Novgorod is one of the oldest Russian cities, first mentioned in chronicles of 859. In 882 Oleg, prince of Novgorod, captured Kiev and moved his capital there. In 989, under Vladimir, Novgorod's inhabitants were forcibly baptized. In 1019 Prince Yaroslav I the Wise of Kiev granted the town a charter of self-government; the town assembly, or veche, elected their prince, chiefly as a military commander. After 1270 the veche elected only a burgomaster, and sovereignty resided in the town itself, which was styled Lord Novgorod the Great. The town was divided into five ends, each with its own assembly and each responsible for one-fifth of Novgorod's extensive territorial possessions. It flourished as one of the greatest trading centres of eastern Europe, with links by river routes to the Baltic, Byzantium, Central Asia, and all parts of European Russia. Trade with the Hanseatic League was considerable since Novgorod was the limit of Hanseatic trade into Russia. Prosperity was based upon furs obtained in the forests of northern Russia, much of which came under Novgorod's control. “Daughter” towns were founded by Novgorod in the 12th century at Vologda and Vyatka.
During the 12th century, Novgorod was engaged in prolonged struggles with the princes of Suzdal and gained victories in 1169 and 1216. Map Although the town avoided destruction in the great Tatar invasion of 1238–40, Tatar suzerainty was acknowledged. Under Alexander Nevsky, prince of Vladimir, Novgorod's defenders repulsed attacks by the Swedes on the Neva River in 1240 and by the Teutonic Knights on the ice of Lake Peipus in 1242. During the 14th and 15th centuries, Novgorod was involved in a long, bitter struggle for supremacy with Moscow and frequently sought help from Lithuania.

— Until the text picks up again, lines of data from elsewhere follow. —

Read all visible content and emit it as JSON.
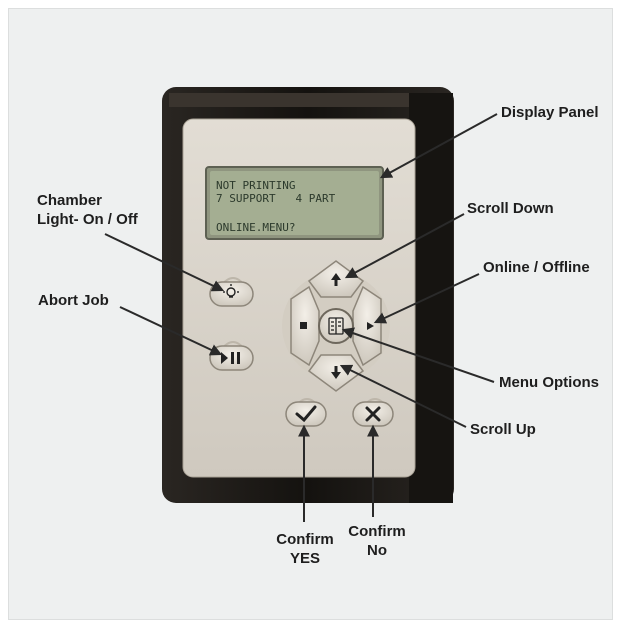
{
  "lcd": {
    "line1": "NOT PRINTING",
    "line2": "7 SUPPORT   4 PART",
    "line3": "ONLINE.MENU?"
  },
  "labels": {
    "display_panel": "Display Panel",
    "chamber_light_line1": "Chamber",
    "chamber_light_line2": "Light- On / Off",
    "scroll_down": "Scroll Down",
    "online_offline": "Online / Offline",
    "abort_job": "Abort Job",
    "menu_options": "Menu Options",
    "scroll_up": "Scroll Up",
    "confirm_yes_line1": "Confirm",
    "confirm_yes_line2": "YES",
    "confirm_no_line1": "Confirm",
    "confirm_no_line2": "No"
  },
  "colors": {
    "bezel": "#1c1a18",
    "faceplate": "#d9d4cc",
    "lcd": "#a4ae92",
    "arrow": "#2a2a2a"
  }
}
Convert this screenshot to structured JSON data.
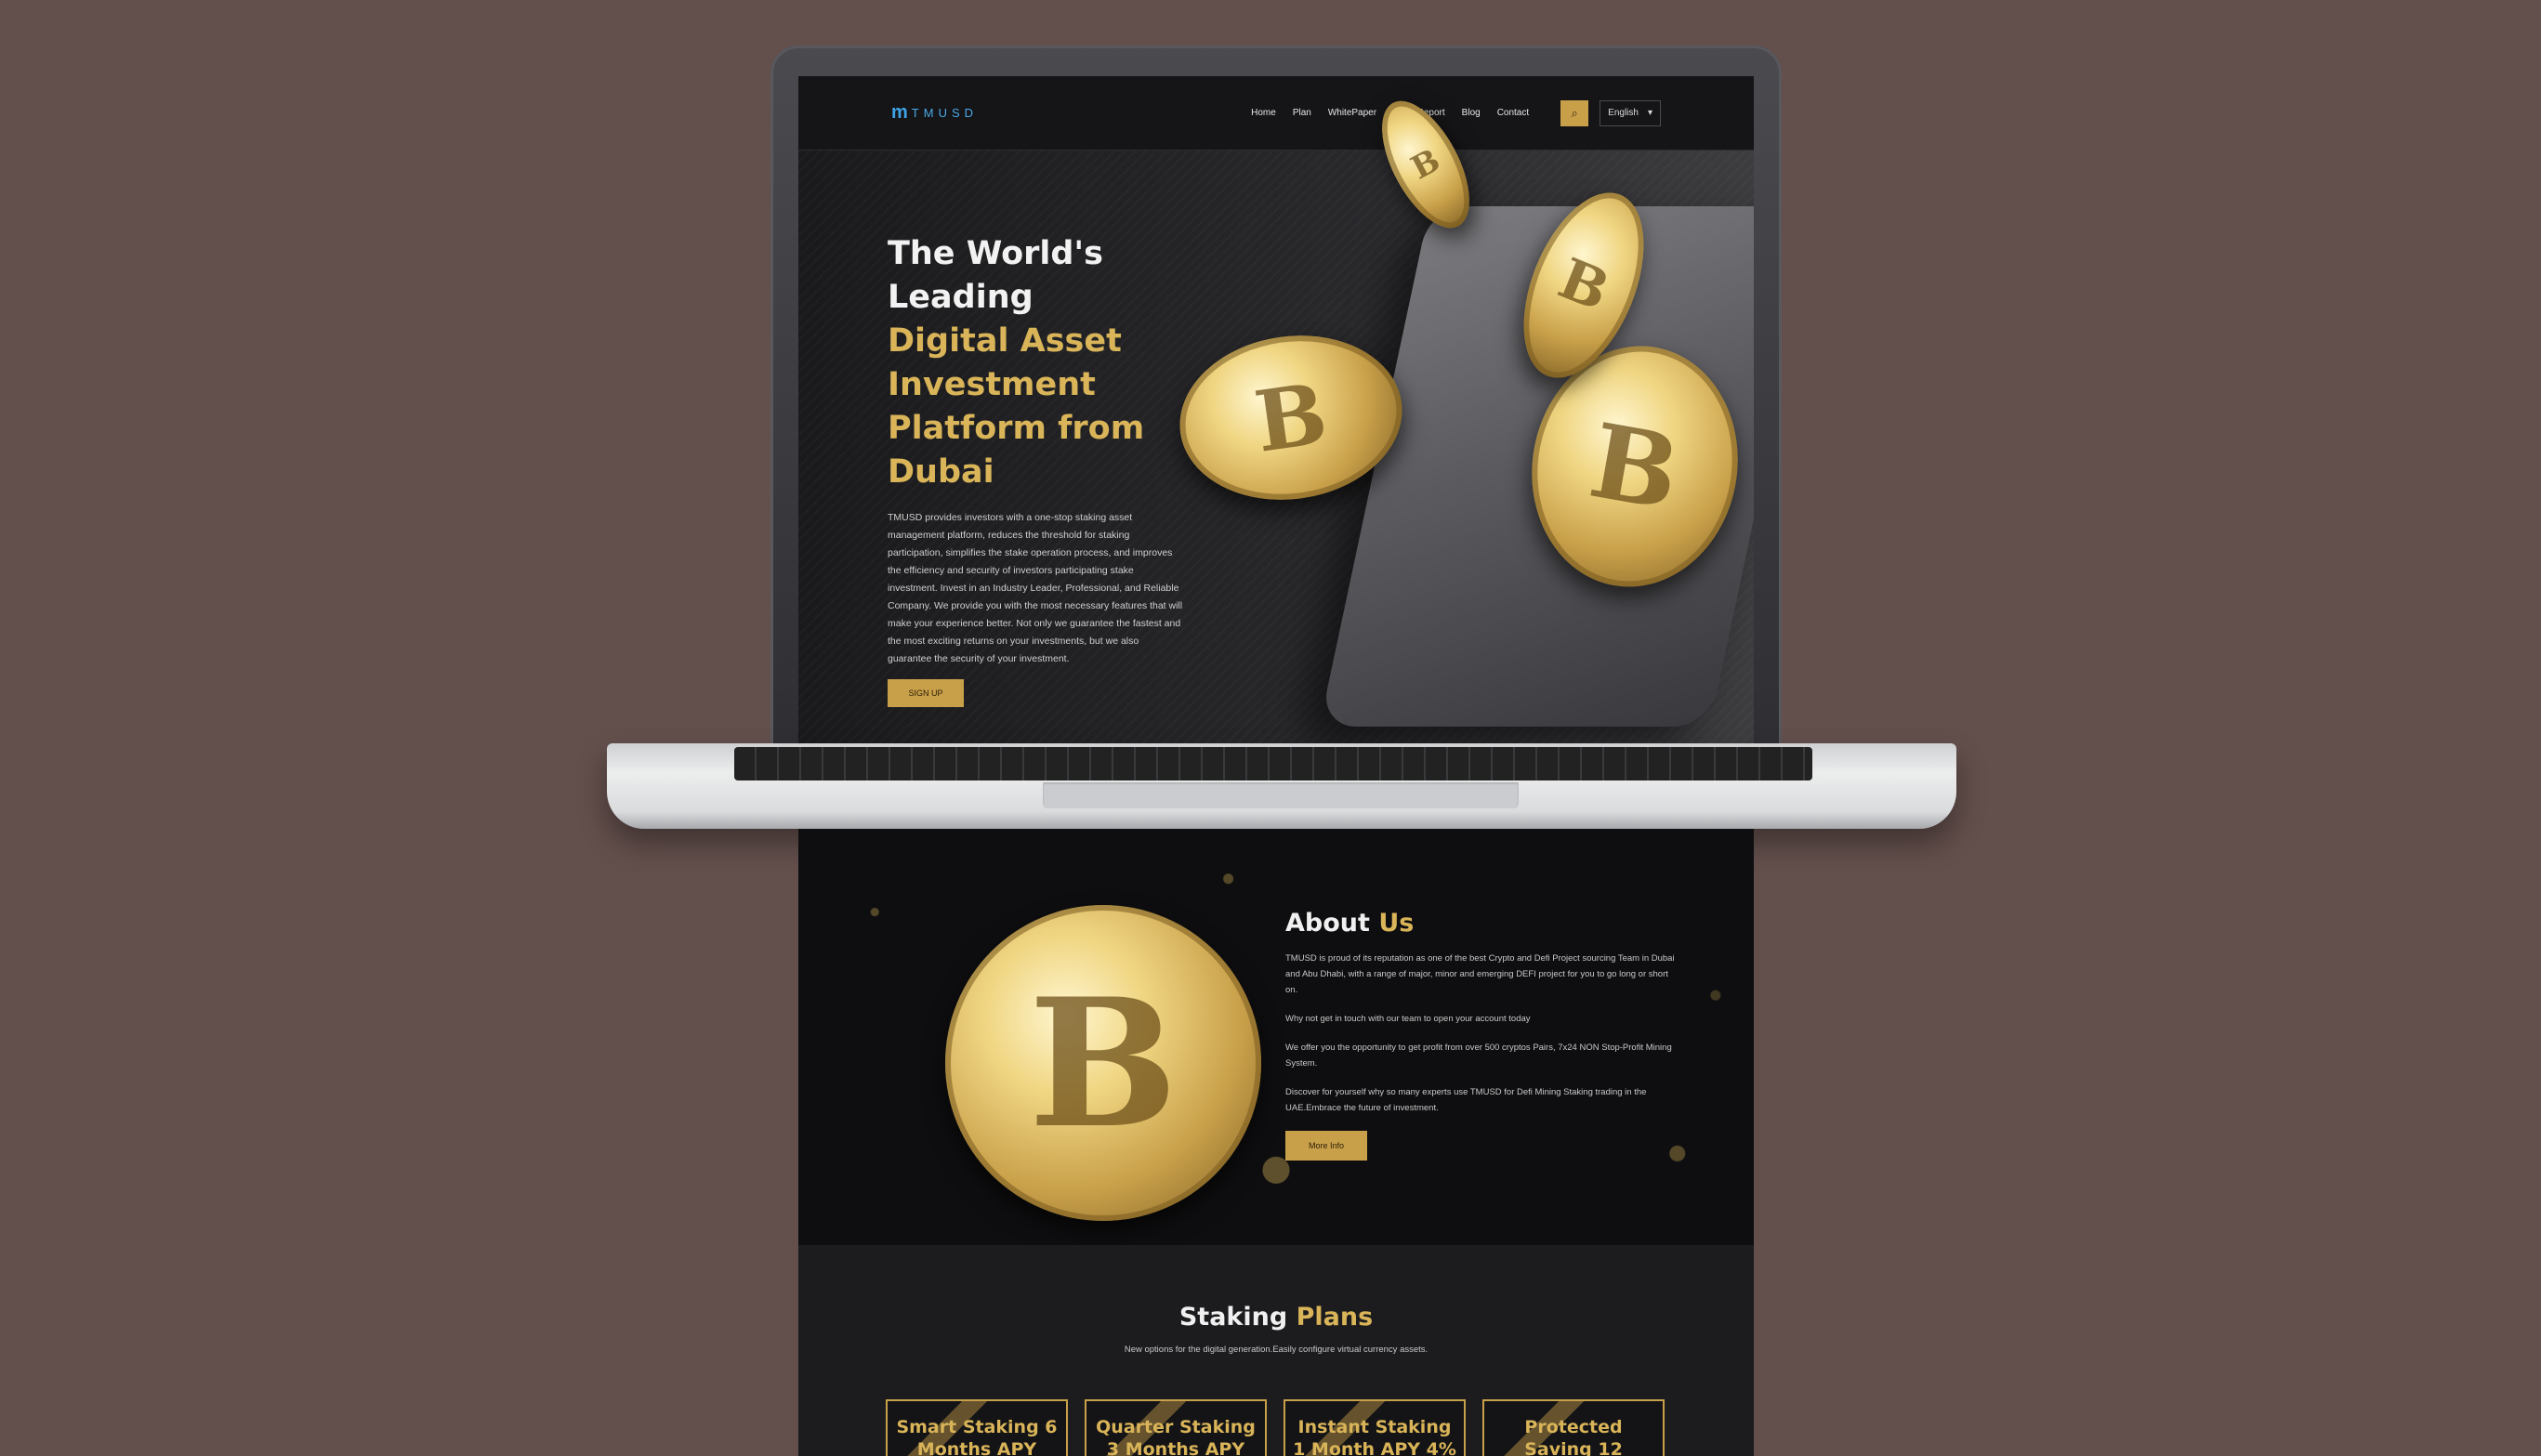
{
  "header": {
    "logo_mark": "m",
    "logo_text": "TMUSD",
    "nav": [
      "Home",
      "Plan",
      "WhitePaper",
      "Audit Report",
      "Blog",
      "Contact"
    ],
    "search_icon": "search-icon",
    "language": "English",
    "language_caret": "▾"
  },
  "hero": {
    "title_white": [
      "The World's",
      "Leading"
    ],
    "title_gold": [
      "Digital Asset",
      "Investment",
      "Platform from",
      "Dubai"
    ],
    "description": "TMUSD provides investors with a one-stop staking asset management platform, reduces the threshold for staking participation, simplifies the stake operation process, and improves the efficiency and security of investors participating stake investment. Invest in an Industry Leader, Professional, and Reliable Company. We provide you with the most necessary features that will make your experience better. Not only we guarantee the fastest and the most exciting returns on your investments, but we also guarantee the security of your investment.",
    "cta": "SIGN UP",
    "coin_symbol": "B"
  },
  "about": {
    "title": "About",
    "title_accent": "Us",
    "paragraphs": [
      "TMUSD is proud of its reputation as one of the best Crypto and Defi Project sourcing Team in Dubai and Abu Dhabi, with a range of major, minor and emerging DEFI project for you to go long or short on.",
      "Why not get in touch with our team to open your account today",
      "We offer you the opportunity to get profit from over 500 cryptos Pairs, 7x24 NON Stop-Profit Mining System.",
      "Discover for yourself why so many experts use TMUSD for Defi Mining Staking trading in the UAE.Embrace the future of investment."
    ],
    "cta": "More Info",
    "coin_symbol": "B"
  },
  "plans": {
    "title": "Staking",
    "title_accent": "Plans",
    "subtitle": "New options for the digital generation.Easily configure virtual currency assets.",
    "cards": [
      {
        "line1": "Smart Staking 6",
        "line2": "Months APY"
      },
      {
        "line1": "Quarter Staking",
        "line2": "3 Months APY"
      },
      {
        "line1": "Instant Staking",
        "line2": "1 Month APY 4%"
      },
      {
        "line1": "Protected",
        "line2": "Saving 12"
      }
    ]
  },
  "colors": {
    "background": "#634f4c",
    "gold": "#d9b458",
    "button_gold": "#c9a04a",
    "logo_blue": "#4aa8e8"
  }
}
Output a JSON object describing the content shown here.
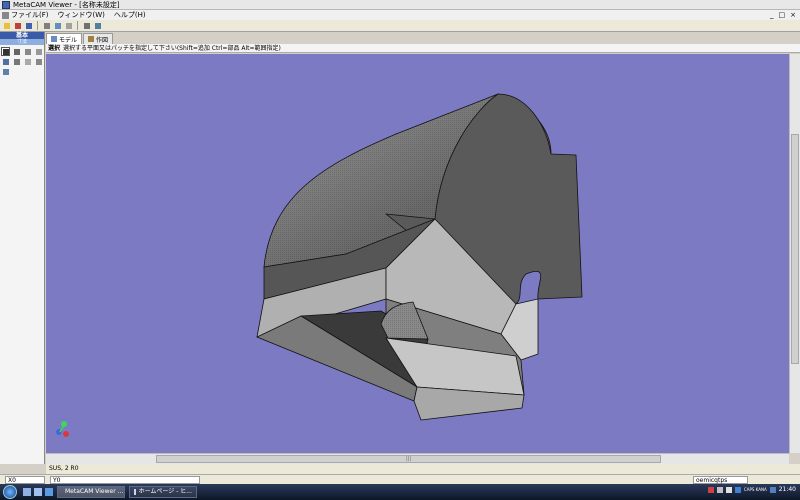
{
  "window": {
    "title": "MetaCAM Viewer - [名称未設定]",
    "controls": [
      "_",
      "□",
      "×"
    ]
  },
  "menu": {
    "items": [
      "ファイル(F)",
      "ウィンドウ(W)",
      "ヘルプ(H)"
    ]
  },
  "left_panel": {
    "header": "基本",
    "subheader": "寸法"
  },
  "tabs": [
    {
      "label": "モデル",
      "active": true
    },
    {
      "label": "作図",
      "active": false
    }
  ],
  "hint": {
    "mode": "選択",
    "text": "選択する平面又はパッチを指定して下さい(Shift=追加 Ctrl=部品 Alt=範囲指定)"
  },
  "status": {
    "material": "SUS, 2 R0"
  },
  "coords": {
    "x_label": "X0",
    "y_label": "Y0",
    "right": "oemicqtps"
  },
  "taskbar": {
    "tasks": [
      "MetaCAM Viewer ...",
      "ホームページ - ヒ..."
    ],
    "clock": "21:40",
    "lang": "CAPS KANA"
  },
  "colors": {
    "viewport_bg": "#7c7ac3",
    "model_face_light": "#b5b5b5",
    "model_face_dark": "#555555"
  }
}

Although the city survived Muscovite onslaughts in 1332 and again in 1386 by Dmitry Donskoy, it was defeated by Vasily II in 1456. It continued to oppose Moscow and again sought Lithuanian assistance, but in 1471 Ivan III the Great defeated Novgorod and annexed much of its northern territories, finally forcing the city to recognize Moscow's sovereignty in 1478. Opposition by its citizens to Moscow continued until Ivan IV the Terrible in 1570 massacred many of them and deported the survivors. In 1611 Novgorod was captured by the Swedes, who held it for eight years. From the reign (1682–1725) of Peter I the Great, the city declined in importance, although it was made a provincial seat in 1727.
"Novgorod." Encyclopædia Britannica. 2004. Encyclopædia Britannica Premium Service.